▸ **Prompt**: Set down each record that follows exactly. Drop the images.

▸ **Data supplied**:
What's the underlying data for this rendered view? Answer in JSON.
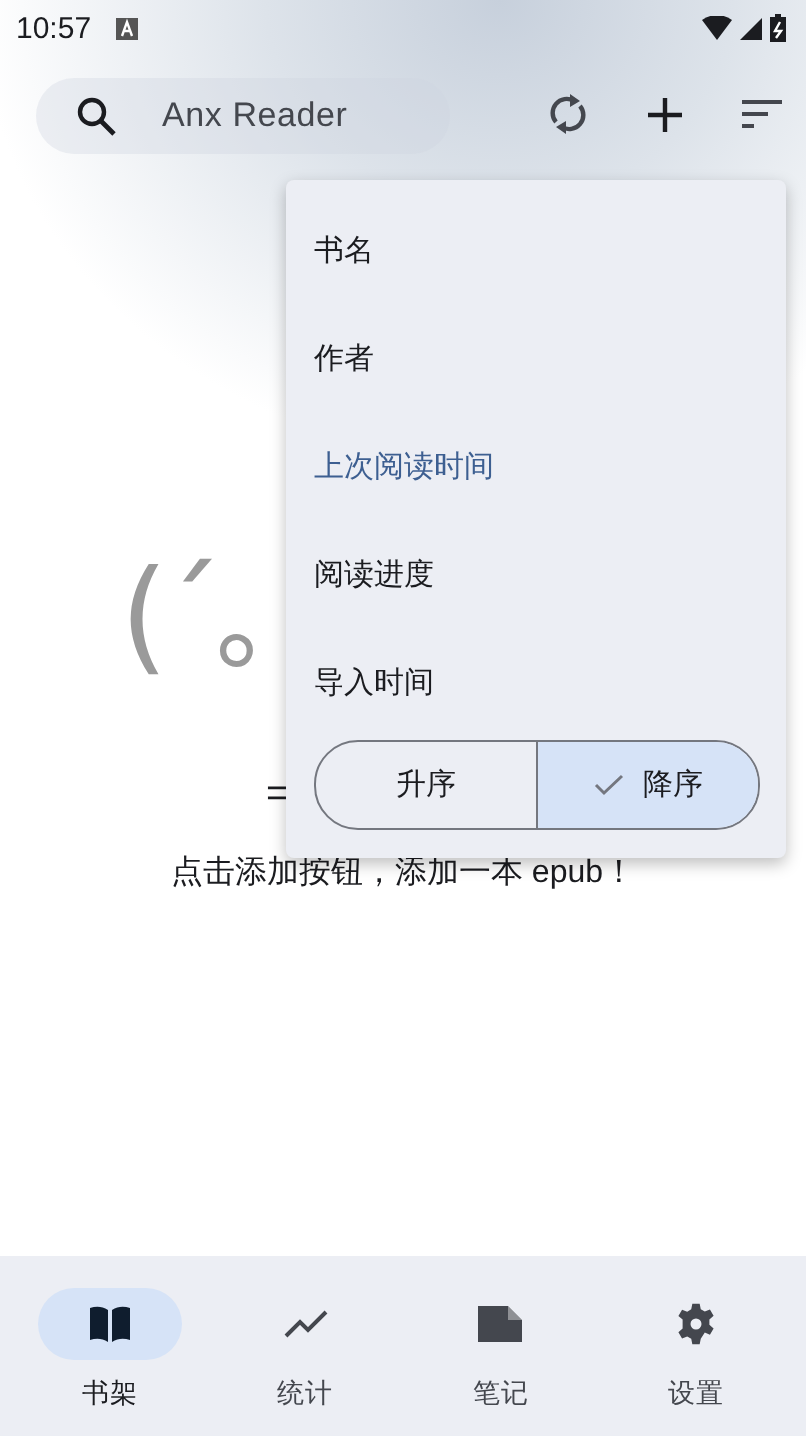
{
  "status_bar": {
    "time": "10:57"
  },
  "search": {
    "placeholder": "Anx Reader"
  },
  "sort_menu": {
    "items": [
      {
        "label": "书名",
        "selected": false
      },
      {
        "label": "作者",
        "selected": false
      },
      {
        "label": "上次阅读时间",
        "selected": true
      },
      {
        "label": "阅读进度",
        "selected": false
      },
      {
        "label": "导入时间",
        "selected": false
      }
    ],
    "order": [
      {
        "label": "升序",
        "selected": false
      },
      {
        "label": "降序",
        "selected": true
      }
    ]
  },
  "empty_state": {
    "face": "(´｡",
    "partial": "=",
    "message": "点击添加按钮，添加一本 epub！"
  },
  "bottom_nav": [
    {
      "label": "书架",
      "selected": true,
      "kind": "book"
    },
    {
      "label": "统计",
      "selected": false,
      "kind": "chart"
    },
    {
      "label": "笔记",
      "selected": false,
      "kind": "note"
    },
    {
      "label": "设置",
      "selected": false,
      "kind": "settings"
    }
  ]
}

▸ **Result**:
What's the underlying data for this rendered view? Answer in JSON.
{
  "status_bar": {
    "time": "10:57"
  },
  "search": {
    "placeholder": "Anx Reader"
  },
  "sort_menu": {
    "items": [
      {
        "label": "书名",
        "selected": false
      },
      {
        "label": "作者",
        "selected": false
      },
      {
        "label": "上次阅读时间",
        "selected": true
      },
      {
        "label": "阅读进度",
        "selected": false
      },
      {
        "label": "导入时间",
        "selected": false
      }
    ],
    "order": [
      {
        "label": "升序",
        "selected": false
      },
      {
        "label": "降序",
        "selected": true
      }
    ]
  },
  "empty_state": {
    "face": "(´｡",
    "partial": "=",
    "message": "点击添加按钮，添加一本 epub！"
  },
  "bottom_nav": [
    {
      "label": "书架",
      "selected": true,
      "kind": "book"
    },
    {
      "label": "统计",
      "selected": false,
      "kind": "chart"
    },
    {
      "label": "笔记",
      "selected": false,
      "kind": "note"
    },
    {
      "label": "设置",
      "selected": false,
      "kind": "settings"
    }
  ]
}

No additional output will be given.